User: The Jabberwock, West Orange, N.J.
Date of plate: 1935
Notes: The Jabberwock was a fantastical, short-lived club offering music and dancing from lunch, cocktails, to dinner and supper at 111 Prospect Avenue in West Orange, N.J. It opened in May 1936 and was owned by Jacob Boon.
By mid-1937, David Johnstone was the "host" at the "new Jabberwock." As noted by Esquire magazine in 1938, "The Jabberwock … has taken on a new lease of life. Dave Johnstone, who ran the Beverwyck last summer, is now host to the Jerseyites who never seem to stay at home."
At this point, things were going downhill for the club when Boon failed to pay for his liquor deliveries and the business became the Jabberwock Country Club, having made promises to pay for new liquor deliveries and to cover Boon's debt. However, the newly named club failed to pay Boon's debts and by May 1938, Frank Ford opened his Embassy Club in the Jabberwock's location, also offering "dancing and entertainment for luncheon, cocktails, dinner and supper."
From the Wikipedia: "Jabberwocky" is a nonsense poem written by Lewis Carroll about the killing of a creature named "the Jabberwock." It was included in his 1871 novel "Through the Looking-Glass," the sequel to "Alice's Adventures in Wonderland" (1865). The book tells of Alice's adventures within the back-to-front world of Looking-Glass world.
In an early scene in which she first encounters the chess piece characters White King and White Queen, Alice finds a book written in a seemingly unintelligible language. Realizing that she is traveling through an inverted world, she recognizes that the verses on the pages are written in mirror-writing. She holds a mirror to one of the poems and reads the reflected verse of "Jabberwocky." She finds the nonsense verse as puzzling as the odd land she has passed into, later revealed as a dreamscape.
"Jabberwocky" is considered one of the greatest nonsense poems written in English. Its playful, whimsical language has given English nonsense words and neologisms such as "galumphing" and "chortle."
Interestingly, somewhere between The Jabberwock's owner and Syracuse China, a spelling error was made in the poem, substituting "toues" for "toves" in the first line. Only the first stanza of the poem is presented on the plate.

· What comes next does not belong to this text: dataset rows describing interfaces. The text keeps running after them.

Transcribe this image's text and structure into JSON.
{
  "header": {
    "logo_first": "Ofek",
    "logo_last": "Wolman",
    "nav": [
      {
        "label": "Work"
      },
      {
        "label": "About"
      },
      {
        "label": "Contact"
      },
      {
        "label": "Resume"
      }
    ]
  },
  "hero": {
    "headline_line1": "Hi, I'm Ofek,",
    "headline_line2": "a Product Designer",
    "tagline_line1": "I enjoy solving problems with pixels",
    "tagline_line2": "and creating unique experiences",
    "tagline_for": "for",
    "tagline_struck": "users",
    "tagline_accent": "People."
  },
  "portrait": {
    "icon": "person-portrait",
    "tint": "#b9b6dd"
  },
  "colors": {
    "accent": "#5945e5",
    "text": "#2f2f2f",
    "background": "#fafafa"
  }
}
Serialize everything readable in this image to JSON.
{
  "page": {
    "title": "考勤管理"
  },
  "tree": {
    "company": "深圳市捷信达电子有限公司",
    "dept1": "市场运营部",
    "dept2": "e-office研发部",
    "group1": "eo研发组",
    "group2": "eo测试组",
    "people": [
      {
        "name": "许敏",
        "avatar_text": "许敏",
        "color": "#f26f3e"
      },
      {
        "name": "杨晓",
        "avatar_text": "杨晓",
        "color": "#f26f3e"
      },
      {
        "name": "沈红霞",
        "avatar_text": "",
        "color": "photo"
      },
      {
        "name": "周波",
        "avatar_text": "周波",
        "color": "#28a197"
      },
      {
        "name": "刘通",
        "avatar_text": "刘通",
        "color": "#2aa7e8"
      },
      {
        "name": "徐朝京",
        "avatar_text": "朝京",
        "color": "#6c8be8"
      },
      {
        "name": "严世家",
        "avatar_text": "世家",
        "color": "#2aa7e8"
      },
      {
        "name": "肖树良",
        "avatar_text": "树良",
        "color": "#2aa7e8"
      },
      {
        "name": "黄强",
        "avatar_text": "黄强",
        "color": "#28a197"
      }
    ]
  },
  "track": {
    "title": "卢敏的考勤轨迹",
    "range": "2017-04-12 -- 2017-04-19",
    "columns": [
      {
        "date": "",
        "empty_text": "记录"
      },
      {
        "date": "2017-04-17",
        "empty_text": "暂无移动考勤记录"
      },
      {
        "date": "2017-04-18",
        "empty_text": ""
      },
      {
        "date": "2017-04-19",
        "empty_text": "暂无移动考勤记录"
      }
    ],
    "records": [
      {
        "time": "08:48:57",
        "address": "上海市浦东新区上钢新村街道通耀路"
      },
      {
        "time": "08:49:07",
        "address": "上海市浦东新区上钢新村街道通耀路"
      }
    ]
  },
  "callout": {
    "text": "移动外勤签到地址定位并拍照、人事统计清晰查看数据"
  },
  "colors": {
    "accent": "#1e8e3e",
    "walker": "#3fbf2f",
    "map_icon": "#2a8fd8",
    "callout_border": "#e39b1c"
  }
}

The plate depicts the Jabberwock as a dragon with green scales and red wings who is not quite as fearsome or grotesque as the 1871 original wood engraving by Sir John Tenniel. As a curious departure, the Jabberwock slayer seems to be a young woman, as opposed to a "beamish boy."
The Montclair Times, May 8, 1936; July 17, 1936; Oct. 29, 1937; May 20, 1938
Federal Wine & Liquor Co. v Jabberwock Country Club
Esquire magazine, 1938
ID, research: Roland Burritt
Photos: Susan Phillips